No new M3 is ever as good as the previous M3, it seems. But when the F80 generation launched in 2014 it faced a tougher reception than most.
For starters, the coupe wasn’t even called the M3 any more, which just confused matters. More importantly, it was the first turbocharged version, the signature high-revving M motors of the past replaced with a new-school straight-six. People reckoned it didn’t sound as nice, they didn’t like the power delivery, they reckoned it was near-undriveable on anything but a smooth, dry road and from those initial reviews, it sounded like the F80 was a disgrace to the M3 name.
People were wrong though, and the F80 deserves to go down as one of the true greats. Here are five reasons why.
Fate conspired that Mercedes-AMG launched the C63 on the same Portimao track BMW had chosen for first drives in the M3 and M4 just a few months before. I was lucky enough to attend both events and, while the C63 punched harder, there was a ferocity about the BMW that simply made it more exciting.
This was brought home to me when Alfa Romeo joined the fray with the Giulia Quadrifoglio and I got a chance to triple-test it against the M3 and C63 on a closed circuit shoot at Anglesey. The BMW was the least powerful car there by a good 70bhp but, while the Alfa was more exotic and the AMG happily made any idiot look like a drifting god, the M3 was the one everyone wanted to drive until the tyres delaminated. Which didn’t take long.
Hardly a line for the sales brochure. But there’s a badass streak at the heart of every F80 M3 and M4 that demands your utmost respect. In an age where performance cars have become faster but more sanitised it stands out for being unapologetically aggressive and demanding to drive. Arguably a bit too much so for the early versions, whose spiky power delivery and iffy damping made them a right handful on anything but smooth, dry tarmac.
Mid-life revisions and software tweaks introduced for the engine, gearbox, stability control, adaptive dampers and the M Active differential on the Competition Package make newer cars way more usable though, not least in the valedictory CS versions. This is an F80 you can enjoy fully on any road, in any weather, the front-end bite, steering feel and appetite for oversteer now a white-knuckle ride for the right reasons.

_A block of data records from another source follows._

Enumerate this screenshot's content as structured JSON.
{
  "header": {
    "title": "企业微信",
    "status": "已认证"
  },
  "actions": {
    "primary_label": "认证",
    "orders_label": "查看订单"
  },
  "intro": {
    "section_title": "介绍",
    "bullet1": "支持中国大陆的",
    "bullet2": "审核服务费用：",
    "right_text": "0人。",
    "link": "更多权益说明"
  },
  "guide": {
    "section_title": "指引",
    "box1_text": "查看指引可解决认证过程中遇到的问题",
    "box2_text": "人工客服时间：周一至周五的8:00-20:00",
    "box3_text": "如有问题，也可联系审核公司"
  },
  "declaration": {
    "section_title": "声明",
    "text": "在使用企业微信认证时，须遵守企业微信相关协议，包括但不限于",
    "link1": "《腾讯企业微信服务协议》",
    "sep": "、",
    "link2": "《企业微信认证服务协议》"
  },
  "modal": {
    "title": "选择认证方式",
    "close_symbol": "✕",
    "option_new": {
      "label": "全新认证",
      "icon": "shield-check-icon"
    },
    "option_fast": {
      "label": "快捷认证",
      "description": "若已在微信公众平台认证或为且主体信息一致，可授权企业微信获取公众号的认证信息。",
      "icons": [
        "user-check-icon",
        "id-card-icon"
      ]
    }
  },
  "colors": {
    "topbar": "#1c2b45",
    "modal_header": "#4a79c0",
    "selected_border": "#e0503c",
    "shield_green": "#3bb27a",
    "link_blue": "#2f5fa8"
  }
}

But this is still a car that demands respect – drive it like a lead-footed moron and you’ll be taking a first-class ticket into the nearest hedge. Call it Darwin in action.
While it’s always been unashamedly lairy to drive the M3’s real trick has been its tasteful and relatively understated appearance. Yes, it’s hardly a Q-car. But in the right colour and on the right wheels, and especially in four-door M3 form, it’s just the right side of aggro.
It’s just got that perfect balance of aggression without being too in-your-face, point proven by the fact that over six months with an M4 I never walked away from it without at least one over-the-shoulder glance and muttered “phwoar!” A bit awkward in company, but it’s that kind of car.
The M3 CS you see here is possibly a step too far with its vented bonnet, optional ceramic brakes, and carbon aero. The devil is in the detail though, and the detail is good. BMW’s styling has taken a controversial turn of late. But with the F80 I reckon they absolutely nailed it.
How many times have you popped the bonnet of a modern performance car only to be confronted with an anonymous slab of black plastic covering the engine? Too many times, that’s how many! Lifting the bonnet of the M3 or M4 is, however, an absolute geek’s delight. There’s that beautiful, boomerang-shaped carbon fibre strut brace for starters. And a pukka BMW straight-six, topped by the exotic looking charge cooler for the two turbos. This is a proper, proper engine too.
Those turbos are small so they spin up quickly and let the engine rev to beyond 7000rpm. There’s dual VANOS, Valvetronic, a forged crank, magnesium sump and all sorts of clever boost recirculating tech to keep the turbos on the boil. Forced induction engines suck? Hush your mouth – this is one of the absolute best, with revs like a naturally-aspirated screamer but boost to die for. Or possibly kill you.
In the CS they’ve even figured out how to make it sound good without speaker-assisted droning too.
With the new 3-series only just launched it’ll be a while before we see the next M3 or M4. I’m going to take a punt on this one – it’ll be sanitised compared with this one. How can it be anything else? Oh, I don’t doubt it’ll have more tech, more gizmos and lap the Nurburgring faster while using a fraction of the fuel. But I just can’t see how BMW will ever get away with launching a car as unashamedly savage as this ever again. In that sense, we’ve reached peak M3. And the F80 – because and not in spite of its flaws - will stand as one of the true greats.